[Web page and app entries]

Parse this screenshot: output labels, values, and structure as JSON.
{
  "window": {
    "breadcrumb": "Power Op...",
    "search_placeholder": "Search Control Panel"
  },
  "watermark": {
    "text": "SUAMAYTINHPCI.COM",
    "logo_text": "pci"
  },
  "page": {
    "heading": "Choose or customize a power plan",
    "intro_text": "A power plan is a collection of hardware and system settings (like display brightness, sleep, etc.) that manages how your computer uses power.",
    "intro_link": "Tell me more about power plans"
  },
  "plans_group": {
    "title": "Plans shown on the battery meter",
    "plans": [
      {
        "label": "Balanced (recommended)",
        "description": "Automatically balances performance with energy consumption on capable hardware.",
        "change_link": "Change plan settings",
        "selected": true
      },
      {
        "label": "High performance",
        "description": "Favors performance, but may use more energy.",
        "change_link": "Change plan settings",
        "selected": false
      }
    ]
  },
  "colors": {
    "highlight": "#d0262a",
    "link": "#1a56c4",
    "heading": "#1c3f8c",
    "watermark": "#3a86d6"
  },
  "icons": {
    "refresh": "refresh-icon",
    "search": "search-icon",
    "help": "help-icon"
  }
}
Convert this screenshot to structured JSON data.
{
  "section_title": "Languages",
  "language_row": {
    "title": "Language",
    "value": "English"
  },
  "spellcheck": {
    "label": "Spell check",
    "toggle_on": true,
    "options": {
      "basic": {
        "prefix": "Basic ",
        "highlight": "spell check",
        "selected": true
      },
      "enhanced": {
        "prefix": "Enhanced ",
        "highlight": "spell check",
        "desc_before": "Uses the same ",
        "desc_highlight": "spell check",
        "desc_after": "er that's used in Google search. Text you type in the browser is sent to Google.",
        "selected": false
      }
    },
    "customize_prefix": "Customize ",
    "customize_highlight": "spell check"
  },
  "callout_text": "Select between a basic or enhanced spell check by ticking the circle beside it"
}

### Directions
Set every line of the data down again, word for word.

### Problem solution
Parse this screenshot: output labels, values, and structure as JSON.
{
  "window": {
    "breadcrumb": "Power Op...",
    "search_placeholder": "Search Control Panel"
  },
  "watermark": {
    "text": "SUAMAYTINHPCI.COM",
    "logo_text": "pci"
  },
  "page": {
    "heading": "Choose or customize a power plan",
    "intro_text": "A power plan is a collection of hardware and system settings (like display brightness, sleep, etc.) that manages how your computer uses power.",
    "intro_link": "Tell me more about power plans"
  },
  "plans_group": {
    "title": "Plans shown on the battery meter",
    "plans": [
      {
        "label": "Balanced (recommended)",
        "description": "Automatically balances performance with energy consumption on capable hardware.",
        "change_link": "Change plan settings",
        "selected": true
      },
      {
        "label": "High performance",
        "description": "Favors performance, but may use more energy.",
        "change_link": "Change plan settings",
        "selected": false
      }
    ]
  },
  "colors": {
    "highlight": "#d0262a",
    "link": "#1a56c4",
    "heading": "#1c3f8c",
    "watermark": "#3a86d6"
  },
  "icons": {
    "refresh": "refresh-icon",
    "search": "search-icon",
    "help": "help-icon"
  }
}
Convert this screenshot to structured JSON data.
{
  "section_title": "Languages",
  "language_row": {
    "title": "Language",
    "value": "English"
  },
  "spellcheck": {
    "label": "Spell check",
    "toggle_on": true,
    "options": {
      "basic": {
        "prefix": "Basic ",
        "highlight": "spell check",
        "selected": true
      },
      "enhanced": {
        "prefix": "Enhanced ",
        "highlight": "spell check",
        "desc_before": "Uses the same ",
        "desc_highlight": "spell check",
        "desc_after": "er that's used in Google search. Text you type in the browser is sent to Google.",
        "selected": false
      }
    },
    "customize_prefix": "Customize ",
    "customize_highlight": "spell check"
  },
  "callout_text": "Select between a basic or enhanced spell check by ticking the circle beside it"
}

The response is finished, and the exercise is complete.